What Is The Rotator Cuff?
The rotator cuff is part of your shoulder and consists of a set of muscles and tendons that cover your bone. In this area of your body, you have three different bones- the humerus (upper arm), scapula (shoulder blade), and clavicle (collarbone). You also have many different muscles that help your arms reach and move. These include the infraspinatus, which primarily lets you extend the shoulder and move it in many different directions. The subscapularis does a similar task but is responsible for the upper arm bone (humerus). Since there are so many moving parts to the rotator cuff, identifying the correct issue is pertinent to avoid any long-term damage to surrounding muscles.
Signs and Symptoms of Injury
If you have a rotator cuff injury, you will be experiencing pain in your shoulder area that may feel deep in the muscle. Like laying on the affected side, certain pressure may be more challenging. Lowering and extending your arms will similarly be painful. You may hear and feel cracking or ‘grating’ noises when moving it in a certain direction. You will likely have limited mobility and experience a lot of discomfort or pain.
Causes of Rotator Cuff Injuries
Two main causes of rotator cuff injuries include acute or degenerative tears—an acute tear results from an action that may have pulled the muscle too much. Examples may include playing a sport and falling on an extended arm. A degenerative tear is typical wear-and-tear and can happen as we age or with excessive use of this set of muscles. This may also be referred to as a partial tear. Activities like painting, lifting weights, sports with repetitive arm movements can contribute to quicker degeneration.
There are some other potential causes of rotator cuff injuries. If you are an older person, you may have some bone spur or blood supply issues, making healing more difficult on the body. Bone spurs can build up over time and cause shoulder impingement, which causes spurs to irritate the shoulder muscles. Rotator cuff tendinopathy (tendinitis) is when the tendons around the shoulder joint are irritated and cause pain. Bursitis may also lead to shoulder pain, but is the result of the bursa, a sac that is filled with fluid and protects your rotator cuff, bothered with repetitive motions. It can also be from an infection.
When Does a Rotator Cuff Need Surgery?
When you first visit your physician about a rotator cuff injury, you will likely be treated with home care treatment. If these are not successful, you may need to get surgery.
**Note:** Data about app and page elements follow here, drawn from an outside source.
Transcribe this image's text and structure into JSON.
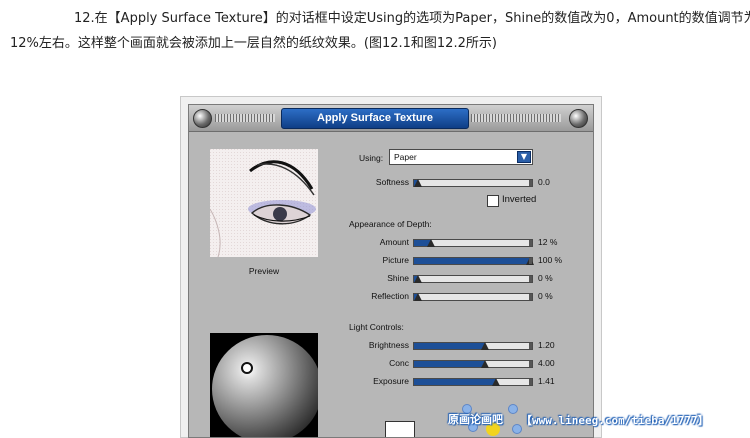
{
  "article": {
    "line1": "12.在【Apply Surface Texture】的对话框中设定Using的选项为Paper，Shine的数值改为0，Amount的数值调节为",
    "line2": "12%左右。这样整个画面就会被添加上一层自然的纸纹效果。(图12.1和图12.2所示)"
  },
  "dialog": {
    "title": "Apply Surface Texture",
    "preview_label": "Preview",
    "using_label": "Using:",
    "using_value": "Paper",
    "softness": {
      "label": "Softness",
      "value_text": "0.0",
      "level": 0
    },
    "inverted_label": "Inverted",
    "inverted_checked": false,
    "depth_heading": "Appearance of Depth:",
    "depth_rows": [
      {
        "label": "Amount",
        "value_text": "12 %",
        "level": 0.12
      },
      {
        "label": "Picture",
        "value_text": "100 %",
        "level": 1.0
      },
      {
        "label": "Shine",
        "value_text": "0 %",
        "level": 0
      },
      {
        "label": "Reflection",
        "value_text": "0 %",
        "level": 0
      }
    ],
    "light_heading": "Light Controls:",
    "light_rows": [
      {
        "label": "Brightness",
        "value_text": "1.20",
        "level": 0.6
      },
      {
        "label": "Conc",
        "value_text": "4.00",
        "level": 0.6
      },
      {
        "label": "Exposure",
        "value_text": "1.41",
        "level": 0.7
      }
    ]
  },
  "watermark": {
    "logo": "原画论画吧",
    "url": "【www.lineeg.com/tieba/1777】"
  },
  "colors": {
    "title_bar_blue": "#1f5fb5",
    "slider_fill": "#1d4f97",
    "panel_gray": "#b7b7b7"
  },
  "icons": [
    "window-ball-icon",
    "close-ball-icon",
    "dropdown-arrow-icon",
    "slider-knob-icon",
    "light-source-dot-icon"
  ]
}
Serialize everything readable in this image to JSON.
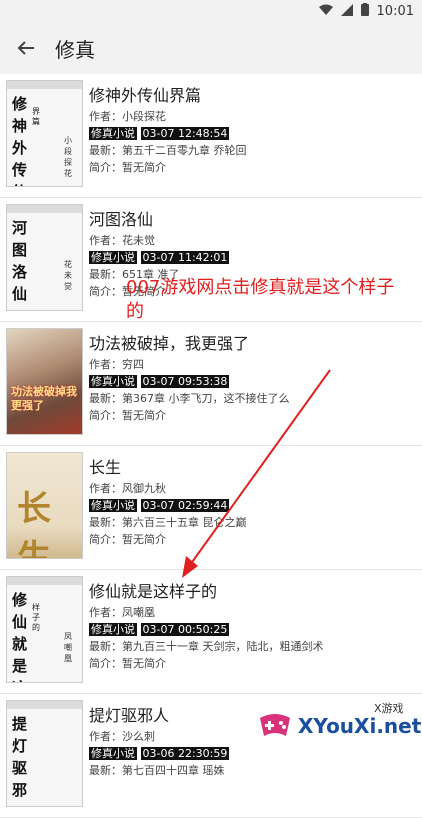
{
  "status": {
    "time": "10:01"
  },
  "appbar": {
    "title": "修真"
  },
  "books": [
    {
      "title": "修神外传仙界篇",
      "author": "作者：小段探花",
      "category": "修真小说",
      "date": "03-07 12:48:54",
      "latest": "最新：第五千二百零九章 乔轮回",
      "intro": "简介：暂无简介",
      "cover": {
        "title": "修神外传仙",
        "sub": "界篇",
        "author": "小段探花"
      }
    },
    {
      "title": "河图洛仙",
      "author": "作者：花未觉",
      "category": "修真小说",
      "date": "03-07 11:42:01",
      "latest": "最新：651章 准了",
      "intro": "简介：暂无简介",
      "cover": {
        "title": "河图洛仙",
        "sub": "",
        "author": "花未觉"
      }
    },
    {
      "title": "功法被破掉，我更强了",
      "author": "作者：穷四",
      "category": "修真小说",
      "date": "03-07 09:53:38",
      "latest": "最新：第367章 小李飞刀，这不接住了么",
      "intro": "简介：暂无简介",
      "cover": {
        "title": "功法被破掉我更强了",
        "sub": "",
        "author": ""
      }
    },
    {
      "title": "长生",
      "author": "作者：风御九秋",
      "category": "修真小说",
      "date": "03-07 02:59:44",
      "latest": "最新：第六百三十五章 昆仑之巅",
      "intro": "简介：暂无简介",
      "cover": {
        "title": "长生",
        "sub": "",
        "author": ""
      }
    },
    {
      "title": "修仙就是这样子的",
      "author": "作者：凤嘲凰",
      "category": "修真小说",
      "date": "03-07 00:50:25",
      "latest": "最新：第九百三十一章 天剑宗，陆北，粗通剑术",
      "intro": "简介：暂无简介",
      "cover": {
        "title": "修仙就是这",
        "sub": "样子的",
        "author": "凤嘲凰"
      }
    },
    {
      "title": "提灯驱邪人",
      "author": "作者：沙么刺",
      "category": "修真小说",
      "date": "03-06 22:30:59",
      "latest": "最新：第七百四十四章 瑶姝",
      "intro": "",
      "cover": {
        "title": "提灯驱邪",
        "sub": "",
        "author": ""
      }
    }
  ],
  "annotation": {
    "text": "007游戏网点击修真就是这个样子的"
  },
  "watermark": {
    "brand_small": "X游戏",
    "brand_big": "XYouXi.net"
  },
  "colors": {
    "annotation": "#e02020",
    "tag_bg": "#111111",
    "bar_bg": "#f2f2f2"
  }
}
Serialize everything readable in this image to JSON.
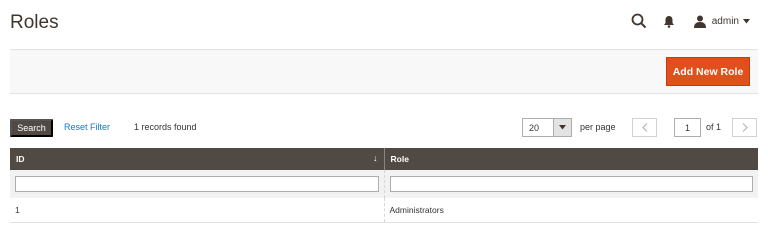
{
  "header": {
    "title": "Roles",
    "user_name": "admin",
    "icons": [
      "search-icon",
      "bell-icon",
      "user-icon",
      "caret-down-icon"
    ]
  },
  "actions": {
    "add_new_role_label": "Add New Role",
    "add_button_color": "#e04f1c"
  },
  "grid_controls": {
    "search_label": "Search",
    "reset_filter_label": "Reset Filter",
    "records_found": "1 records found",
    "per_page_value": "20",
    "per_page_label": "per page",
    "current_page": "1",
    "of_pages": "of 1"
  },
  "table": {
    "columns": [
      {
        "label": "ID",
        "sorted": "descending"
      },
      {
        "label": "Role"
      }
    ],
    "header_color": "#514943",
    "rows": [
      {
        "id": "1",
        "role": "Administrators"
      }
    ]
  }
}
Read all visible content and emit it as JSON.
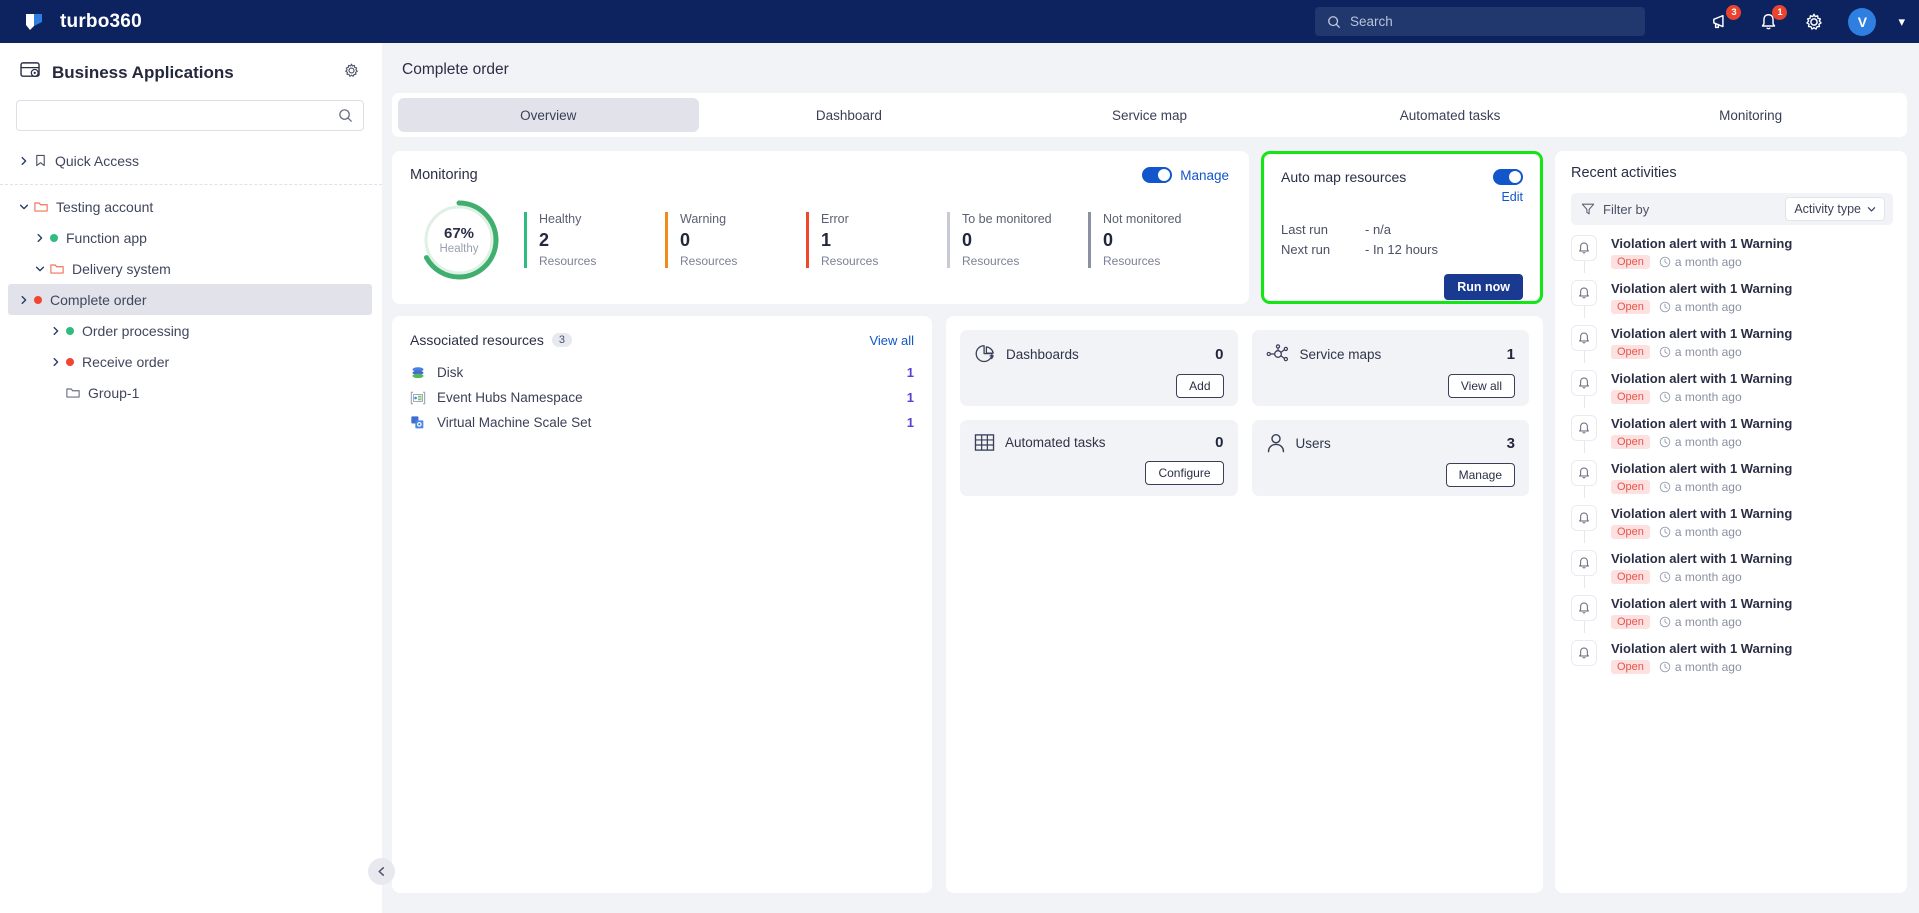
{
  "header": {
    "brand": "turbo360",
    "logo_icon": "turbo-logo-icon",
    "search_placeholder": "Search",
    "search_icon": "search-icon",
    "announcement_icon": "megaphone-icon",
    "announcement_badge": "3",
    "notification_icon": "bell-icon",
    "notification_badge": "1",
    "settings_icon": "gear-icon",
    "avatar_initial": "V",
    "avatar_chevron_icon": "chevron-down-icon"
  },
  "sidebar": {
    "title": "Business Applications",
    "title_icon": "business-applications-icon",
    "settings_icon": "gear-icon",
    "search_value": "",
    "search_icon": "search-icon",
    "collapse_icon": "chevron-left-icon",
    "tree": [
      {
        "label": "Quick Access",
        "icon": "bookmark-icon",
        "chevron": "right",
        "indent": 0,
        "selected": false
      },
      {
        "label": "Testing account",
        "icon": "folder-icon-orange",
        "chevron": "down",
        "indent": 0,
        "selected": false
      },
      {
        "label": "Function app",
        "icon": "status-dot-green",
        "chevron": "right",
        "indent": 1,
        "selected": false
      },
      {
        "label": "Delivery system",
        "icon": "folder-icon-orange",
        "chevron": "down",
        "indent": 1,
        "selected": false
      },
      {
        "label": "Complete order",
        "icon": "status-dot-red",
        "chevron": "right",
        "indent": 2,
        "selected": true
      },
      {
        "label": "Order processing",
        "icon": "status-dot-green",
        "chevron": "right",
        "indent": 2,
        "selected": false
      },
      {
        "label": "Receive order",
        "icon": "status-dot-red",
        "chevron": "right",
        "indent": 2,
        "selected": false
      },
      {
        "label": "Group-1",
        "icon": "folder-icon-gray",
        "chevron": "none",
        "indent": 2,
        "selected": false
      }
    ]
  },
  "page": {
    "title": "Complete order",
    "tabs": [
      {
        "label": "Overview",
        "active": true
      },
      {
        "label": "Dashboard",
        "active": false
      },
      {
        "label": "Service map",
        "active": false
      },
      {
        "label": "Automated tasks",
        "active": false
      },
      {
        "label": "Monitoring",
        "active": false
      }
    ]
  },
  "monitoring": {
    "title": "Monitoring",
    "manage_label": "Manage",
    "toggle_on": true,
    "donut": {
      "percent": "67%",
      "sub": "Healthy",
      "value": 67,
      "color": "#3fae6f",
      "track": "#dff0e5"
    },
    "stats": [
      {
        "key": "Healthy",
        "value": "2",
        "unit": "Resources",
        "color": "#2ebd7e"
      },
      {
        "key": "Warning",
        "value": "0",
        "unit": "Resources",
        "color": "#f08a1c"
      },
      {
        "key": "Error",
        "value": "1",
        "unit": "Resources",
        "color": "#f1452f"
      },
      {
        "key": "To be monitored",
        "value": "0",
        "unit": "Resources",
        "color": "#c7cad4"
      },
      {
        "key": "Not monitored",
        "value": "0",
        "unit": "Resources",
        "color": "#8b90a2"
      }
    ]
  },
  "auto_map": {
    "title": "Auto map resources",
    "toggle_on": true,
    "edit_label": "Edit",
    "last_run_key": "Last run",
    "last_run_value": "- n/a",
    "next_run_key": "Next run",
    "next_run_value": "- In 12 hours",
    "run_now_label": "Run now",
    "highlight_color": "#14e514"
  },
  "associated_resources": {
    "title": "Associated resources",
    "count": "3",
    "view_all_label": "View all",
    "rows": [
      {
        "name": "Disk",
        "count": "1",
        "icon": "azure-disk-icon"
      },
      {
        "name": "Event Hubs Namespace",
        "count": "1",
        "icon": "azure-event-hubs-icon"
      },
      {
        "name": "Virtual Machine Scale Set",
        "count": "1",
        "icon": "azure-vmss-icon"
      }
    ]
  },
  "tiles": [
    {
      "name": "Dashboards",
      "value": "0",
      "button": "Add",
      "icon": "pie-chart-icon"
    },
    {
      "name": "Service maps",
      "value": "1",
      "button": "View all",
      "icon": "service-map-icon"
    },
    {
      "name": "Automated tasks",
      "value": "0",
      "button": "Configure",
      "icon": "automated-tasks-icon"
    },
    {
      "name": "Users",
      "value": "3",
      "button": "Manage",
      "icon": "user-icon"
    }
  ],
  "recent_activities": {
    "title": "Recent activities",
    "filter_label": "Filter by",
    "filter_icon": "funnel-icon",
    "select_label": "Activity type",
    "select_icon": "chevron-down-icon",
    "items": [
      {
        "message": "Violation alert with 1 Warning",
        "status": "Open",
        "time": "a month ago",
        "icon": "bell-icon"
      },
      {
        "message": "Violation alert with 1 Warning",
        "status": "Open",
        "time": "a month ago",
        "icon": "bell-icon"
      },
      {
        "message": "Violation alert with 1 Warning",
        "status": "Open",
        "time": "a month ago",
        "icon": "bell-icon"
      },
      {
        "message": "Violation alert with 1 Warning",
        "status": "Open",
        "time": "a month ago",
        "icon": "bell-icon"
      },
      {
        "message": "Violation alert with 1 Warning",
        "status": "Open",
        "time": "a month ago",
        "icon": "bell-icon"
      },
      {
        "message": "Violation alert with 1 Warning",
        "status": "Open",
        "time": "a month ago",
        "icon": "bell-icon"
      },
      {
        "message": "Violation alert with 1 Warning",
        "status": "Open",
        "time": "a month ago",
        "icon": "bell-icon"
      },
      {
        "message": "Violation alert with 1 Warning",
        "status": "Open",
        "time": "a month ago",
        "icon": "bell-icon"
      },
      {
        "message": "Violation alert with 1 Warning",
        "status": "Open",
        "time": "a month ago",
        "icon": "bell-icon"
      },
      {
        "message": "Violation alert with 1 Warning",
        "status": "Open",
        "time": "a month ago",
        "icon": "bell-icon"
      }
    ]
  }
}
If this is an option presented to you, waiting too long for rotator cuff surgery can be harmful and should be done immediately if required. Surgery is usually recommended if your injury has not gone away over several months of other treatments, if the tear is substantial, or if it greatly affects your lifestyle. There are several different surgery options to fix the muscles, with some being more intensive than others.
Types of Surgeries
There are two primary types of rotator cuff surgeries. One is an arthroscopic repair, and the other is an open tendon repair. Arthroscopic repairs make small cuts into your arm to insert tools and a camera to repair your arm. Open repairs are for larger injuries to the area and result in a larger incision. The surgeon will then detach your shoulder muscle to have easy access to the set of tendons in the area. This is a good option if you have bone spurs, reconstruction is needed, or if the tear is substantial.
How Long Does Rotator Cuff Surgery Take?
Most surgeries are outpatient, which means you won’t need to stay overnight at the hospital or facility. After the surgery, you will likely be monitored to ensure there are no complications and your body is adjusting well. This is also to ensure that any risks, like medication issues or allergies, are not. Since these are surgeries, you will be put under general anesthesia. Be transparent with your doctors and surgeons about what medications you are on, what diagnosis you may have, and things your body reacts poorly to. In terms of recovery, the rotator cuff surgery success rate is quite high, with approximately 64% of patients showing healing after one year and almost 82% after five years.
Pros and cons of rotator cuff surgery
While surgery may be the most important option presented to you by your physician, you should take time to consider what is best for you. If you have extensive damage to the area, getting surgery will be the best option for long-term results. However, it’s important to note that it will initially be painful and take some time to recover fully. You will be in a sling and will likely experience pain and discomfort as you heal. Physical therapy is encouraged to build movement and strength. It will likely take several months to recover and get your range of motion back.
While surgery will certainly help your mobility, things like finances may play a large part in your decision.
Check with your insurance company to see what kind of coverage you may have to save appropriately. Be sure to include things like physical therapy and follow-up appointments into your budget. Be prepared to take some time away from work if needed. While rotator cuff surgery is an excellent option, it is a large decision that should include all considerations.